What does Jane Austens The Three Sisters show us of the lives of women in the nineteenth century through the letters of Mary and Georgiana?
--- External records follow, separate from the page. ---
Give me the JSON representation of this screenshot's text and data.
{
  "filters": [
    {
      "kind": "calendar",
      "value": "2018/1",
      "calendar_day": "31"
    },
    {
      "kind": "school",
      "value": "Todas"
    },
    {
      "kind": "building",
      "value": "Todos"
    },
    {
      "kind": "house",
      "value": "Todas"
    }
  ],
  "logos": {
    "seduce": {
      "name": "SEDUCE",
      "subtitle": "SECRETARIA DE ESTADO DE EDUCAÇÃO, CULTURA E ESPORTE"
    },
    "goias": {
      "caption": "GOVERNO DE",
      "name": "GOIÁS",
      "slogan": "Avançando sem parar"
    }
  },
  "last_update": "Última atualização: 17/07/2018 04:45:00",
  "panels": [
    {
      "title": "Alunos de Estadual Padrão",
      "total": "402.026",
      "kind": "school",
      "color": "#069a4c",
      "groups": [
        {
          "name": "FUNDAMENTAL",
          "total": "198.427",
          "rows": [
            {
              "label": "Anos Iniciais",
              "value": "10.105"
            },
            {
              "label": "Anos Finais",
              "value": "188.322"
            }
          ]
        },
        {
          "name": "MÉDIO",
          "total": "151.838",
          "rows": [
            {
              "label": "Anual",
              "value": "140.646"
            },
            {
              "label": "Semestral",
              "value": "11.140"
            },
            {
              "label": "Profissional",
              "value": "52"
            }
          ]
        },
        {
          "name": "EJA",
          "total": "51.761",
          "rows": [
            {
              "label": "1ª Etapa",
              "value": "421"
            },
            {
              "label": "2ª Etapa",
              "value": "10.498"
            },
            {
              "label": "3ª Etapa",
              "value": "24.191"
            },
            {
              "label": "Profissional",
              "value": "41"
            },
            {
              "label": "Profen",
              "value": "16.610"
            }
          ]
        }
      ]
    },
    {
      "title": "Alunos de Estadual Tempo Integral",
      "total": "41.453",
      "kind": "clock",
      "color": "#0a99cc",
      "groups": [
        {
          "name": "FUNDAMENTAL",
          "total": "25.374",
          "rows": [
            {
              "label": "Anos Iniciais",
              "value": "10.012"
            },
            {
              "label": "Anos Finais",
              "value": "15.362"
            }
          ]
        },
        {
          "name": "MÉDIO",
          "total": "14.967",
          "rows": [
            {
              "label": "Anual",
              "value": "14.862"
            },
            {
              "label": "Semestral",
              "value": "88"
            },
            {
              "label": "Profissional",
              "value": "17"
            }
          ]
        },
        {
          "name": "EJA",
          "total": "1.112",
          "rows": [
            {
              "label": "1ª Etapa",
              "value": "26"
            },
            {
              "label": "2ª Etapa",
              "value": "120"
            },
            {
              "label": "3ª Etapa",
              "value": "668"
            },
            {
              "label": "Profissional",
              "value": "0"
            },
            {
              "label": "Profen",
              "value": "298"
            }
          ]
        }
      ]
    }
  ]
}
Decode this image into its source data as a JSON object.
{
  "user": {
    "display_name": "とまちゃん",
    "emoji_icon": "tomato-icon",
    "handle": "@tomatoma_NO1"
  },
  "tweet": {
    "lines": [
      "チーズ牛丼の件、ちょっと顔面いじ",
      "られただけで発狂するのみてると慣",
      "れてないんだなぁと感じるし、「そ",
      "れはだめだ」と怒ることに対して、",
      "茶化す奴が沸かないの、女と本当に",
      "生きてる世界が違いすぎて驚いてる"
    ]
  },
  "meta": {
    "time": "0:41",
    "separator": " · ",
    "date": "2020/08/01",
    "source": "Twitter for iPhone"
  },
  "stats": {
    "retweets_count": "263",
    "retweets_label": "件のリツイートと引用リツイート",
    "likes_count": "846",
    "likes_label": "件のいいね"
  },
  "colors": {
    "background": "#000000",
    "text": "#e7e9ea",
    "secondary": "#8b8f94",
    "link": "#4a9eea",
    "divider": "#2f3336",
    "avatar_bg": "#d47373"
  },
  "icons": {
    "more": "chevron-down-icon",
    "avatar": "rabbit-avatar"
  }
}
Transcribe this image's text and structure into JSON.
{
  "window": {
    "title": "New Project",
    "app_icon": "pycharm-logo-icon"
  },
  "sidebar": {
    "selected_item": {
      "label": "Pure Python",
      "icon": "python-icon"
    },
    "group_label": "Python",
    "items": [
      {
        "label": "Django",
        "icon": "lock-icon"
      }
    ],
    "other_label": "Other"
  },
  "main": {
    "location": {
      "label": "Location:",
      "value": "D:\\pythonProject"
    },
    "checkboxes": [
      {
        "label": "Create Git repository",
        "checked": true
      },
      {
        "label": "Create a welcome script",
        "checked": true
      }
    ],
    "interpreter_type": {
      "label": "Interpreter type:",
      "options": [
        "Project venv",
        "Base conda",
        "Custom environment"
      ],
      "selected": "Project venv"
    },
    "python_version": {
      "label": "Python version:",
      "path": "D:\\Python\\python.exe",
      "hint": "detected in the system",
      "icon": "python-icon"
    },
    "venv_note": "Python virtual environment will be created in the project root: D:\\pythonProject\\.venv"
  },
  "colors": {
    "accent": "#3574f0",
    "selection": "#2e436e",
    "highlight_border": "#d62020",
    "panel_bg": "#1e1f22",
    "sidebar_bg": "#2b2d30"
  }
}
What does Jane Austen's "The Three Sisters" show us of the lives of women in the nineteenth century through the letters of Mary and Georgiana? Jane Austen's The Three Sisters is a short story written in epistolary form around 1792. It deals with the situation of three young sisters, of whom the eldest, Mary, receives a proposal of marriage. As the story is written in epistolary form, the reader is given a personal insight into the mind of the character and subsequently the story becomes more real. The theme of marriage is extremely common among Jane Austen's works including Pride and Prejudice and Mansfield Park. She was fascinated by the question of who married whom and why. In her writing she examines all sorts of types of courtship thus showing how important marriage was in society at the time. The story begins with a letter written by Mary, the eldest of the girls. She has just received an offer of marriage from 'Mr Watts' and it is the 'first' Mary has ever had. This suggests that was not uncommon for young women to receive many offers of marriage. In Jane Austen's time there was no real way for young women of the 'genteel' classes to strike out on their own or be independent, the real purpose of life was marriage. Jane Austen was herself seventeen years old when she wrote the story, and therefore only just entering onto the marriage market. Along with the fact